Speaking to TRT World, Gokay Sofuoglu, chairman of the Turkish Association of Germany (TGD), said left-wing parties usually respond better to important issues in migrant societies, such as anti-discrimination and anti-racism, equal opportunities and social justice.
"Overall, they are more open and interested in our concerns,” he said.
The TGD is the largest of its type representing the views and addressing issues concerning the Turkish diaspora in the country.
Sofuoglu is disappointed at the pace of reforms over the last 16 years.
“In the 16 years, the Union (CDU/CSU coalition) has improved on issues such as anti-discrimination and anti-racism, but the change is too slow and a lot of work is needed,” he said.
Social & Economic Inequality
For Sofuoglu, migrant communities are still facing issues that have stunted their social and economic growth for several decades.
"Unequal employment opportunities or discrimination when looking for a flat, in schools or in the health sector.

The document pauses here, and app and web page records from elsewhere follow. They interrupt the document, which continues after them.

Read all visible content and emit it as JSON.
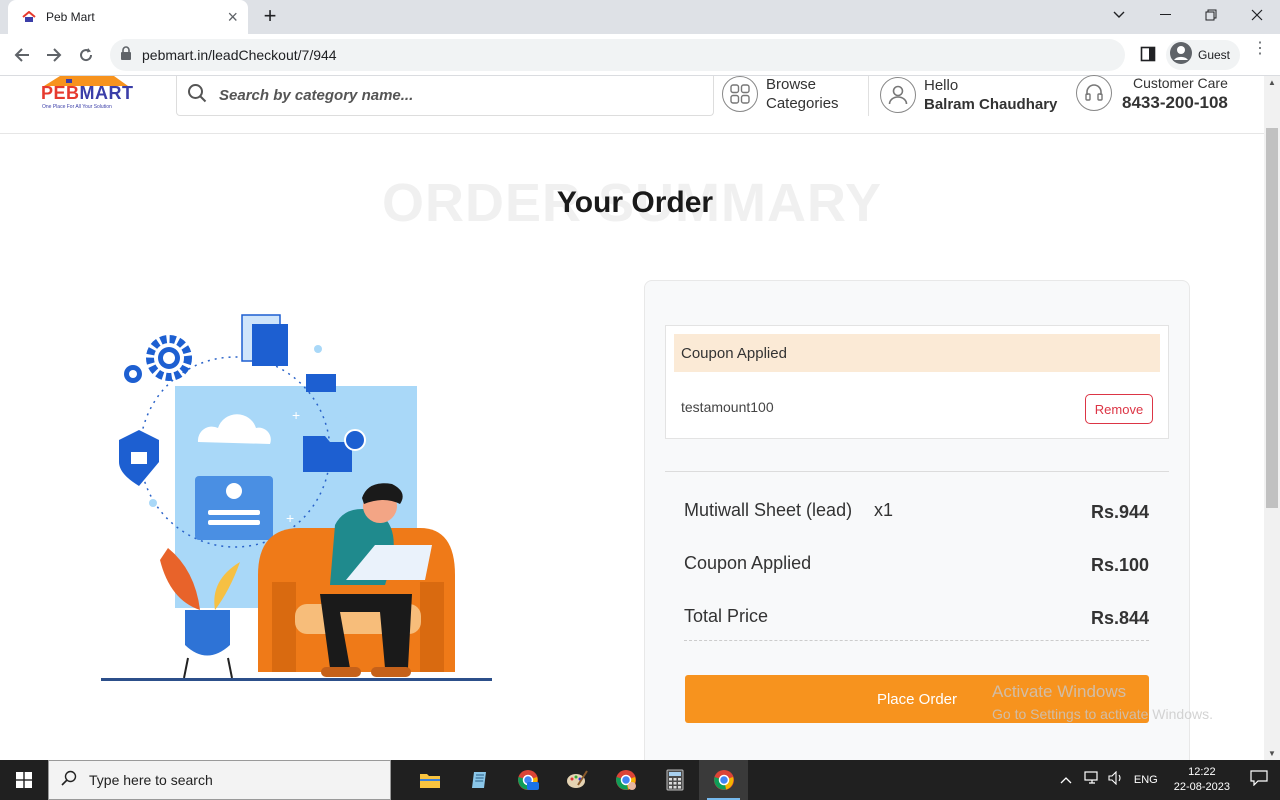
{
  "browser": {
    "tab_title": "Peb Mart",
    "url": "pebmart.in/leadCheckout/7/944",
    "profile_label": "Guest"
  },
  "header": {
    "logo_text_main": "PEB",
    "logo_text_accent": "MART",
    "logo_tagline": "One Place For All Your Solution",
    "search_placeholder": "Search by category name...",
    "browse_line1": "Browse",
    "browse_line2": "Categories",
    "hello_line1": "Hello",
    "hello_line2": "Balram Chaudhary",
    "care_label": "Customer Care",
    "care_phone": "8433-200-108"
  },
  "page": {
    "bg_title": "ORDER SUMMARY",
    "title": "Your Order"
  },
  "coupon": {
    "heading": "Coupon Applied",
    "code": "testamount100",
    "remove_label": "Remove"
  },
  "summary": {
    "item_name": "Mutiwall Sheet (lead)",
    "item_qty": "x1",
    "item_price": "Rs.944",
    "coupon_label": "Coupon Applied",
    "coupon_amount": "Rs.100",
    "total_label": "Total Price",
    "total_amount": "Rs.844"
  },
  "place_order_label": "Place Order",
  "watermark": {
    "line1": "Activate Windows",
    "line2": "Go to Settings to activate Windows."
  },
  "taskbar": {
    "search_placeholder": "Type here to search",
    "language": "ENG",
    "time": "12:22",
    "date": "22-08-2023"
  },
  "colors": {
    "accent_orange": "#f7931e",
    "coupon_bg": "#fbead6",
    "remove_red": "#dc3545",
    "brand_blue": "#3b3ea8"
  }
}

These are all structural problems that have not significantly improved,” Sofuoglu said.
OECD data on social mobility in Germany suggests it can take six generations for low-income families to reach the country's average income.
Widespread employment discrimination has seen 14 percent lower interview calls for candidates with foreign-sounding names.
Cansel says her party has a particular focus on bringing people out of poverty.
“The SPD wants to raise the minimum wage from 10 Euros per hour to 12, we want to build almost half a million more new homes a year to address the housing emergency”, she said, adding that these are all very popular ideas in the country.
She said she reserves her expertise for extensive education reforms.
Pointing to the years she invested in grass-roots activism, Cansel says she developed a deep understanding of unequal resource allocation in German society.
“I want to bring in education reforms, more funding for education, which would see children attending extended school hours, deeper focus on better learning the German language, better cultural orientation, better integration in society, through all this they will eventually receive better educational qualification and be able to go up the socio-economic ladder,” she said.
In its latest research, the TGD, polled member candidates from across the political spectrum on some key issues.
On the issue of racism and discrimination, and legislating against it further and bringing it to the fore, the TGD asked aspiring members of the Bundestag if they would consider forming a new ministry to take racism and discrimination more seriously, the left wing parties agreed overwhelmingly, but only 19 percent of the candidates from the incumbent CDU/CSU entertained the idea.
Left wing parties also supported the idea of setting 'diversity quotas' for employment of ethnic minorities in public services.
TGD's Chairman Sofuoglu said “parties like the SPD are of course closest to the people of the working class. That is one reason why the majority of people of Turkish origin still vote for the SPD.”
Cansel says she wants to bring a change not just for her constituency but also her two children who are growing up in an ever-changing Germany, where more and more Germans now share diverse roots.
“Diversity brings richness in society, and we should embrace it,” she says, “but with political and social engagement too.”